Your pastor and other church leaders are currently thinking, discerning, and preparing for Advent and the Christmas season.

During that time of year, it's helpful to remember that the story we've been given as God's people, the story of the Incarnation, the birth of Jesus--it's helpful to remember that this is OUR STORY to tell.

When you notice the culture around you NOT telling this story to your liking, don't get frustrated with our culture, or blame our government for not telling the Christian story.

It's not their story to tell anyway.

The Jesus story is the story God has entrusted to the Church to tell and retell, both with our words, in our songs, and even with our very lives.

We tell this story to each other, to remember who we are, and who we belong to.

We tell this story to the wider world, inviting them to become participants in this strange community called the Church.

Why would we expect a corporation, or government entity, to tell our story?

There is no war on Christmas. There's only a war on Christians being proper storytellers. And too often, Christians are on both sides of the war.

Let's lay down our weapons, and tell our story.

So, may we be storytellers, the way in which our Father has invited us to be.

May we tell the story of the Light coming into the darkness.

May we be salt AND light, to a world that needs Christians to start acting Christ-like again.

Let's Make Christmas Great Again, by being Christians again, leading with the humility and vulnerability of a God who comes to be among his people as a new-born baby.

May we tell our story, warts and all, with hope, with passion, and with a deep connection to the history of storytellers who have come before us.

Because God has given us a story to tell. It's our story to tell.

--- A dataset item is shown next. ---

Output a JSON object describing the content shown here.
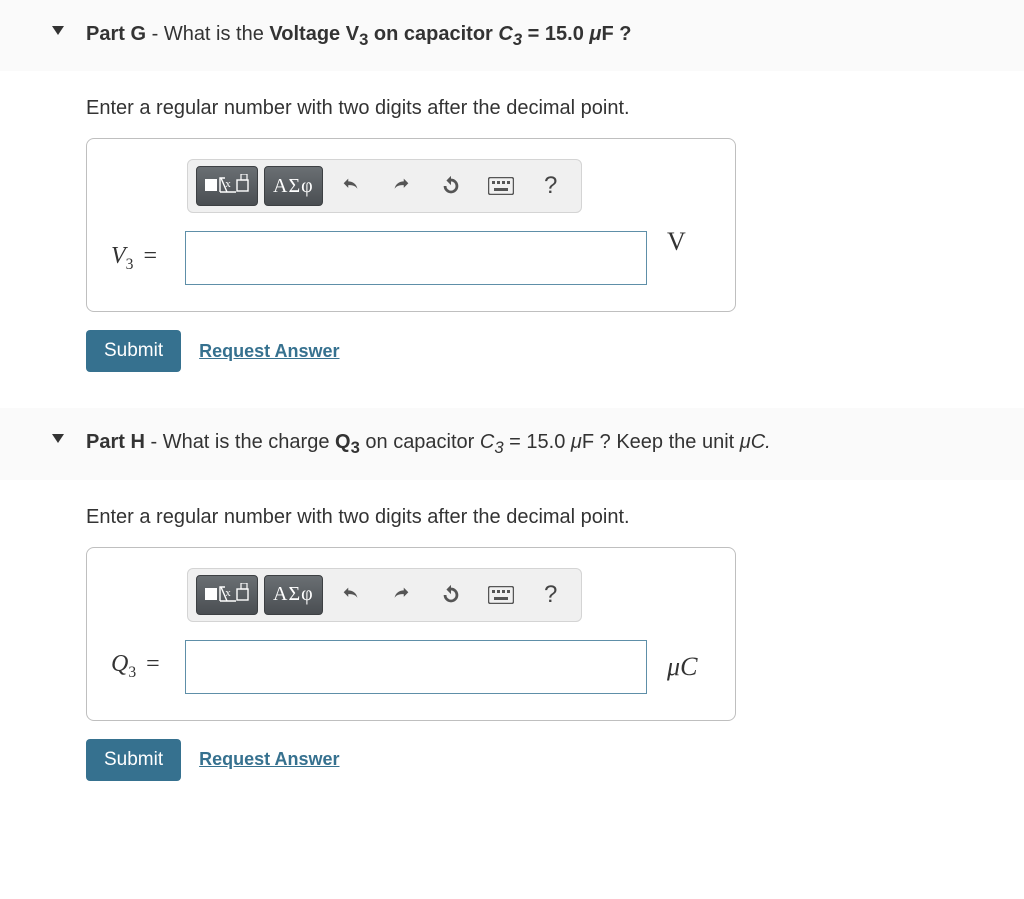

Let's do the work that we've been given to do, and stop expecting the world around us to do the work for us.

May it be so.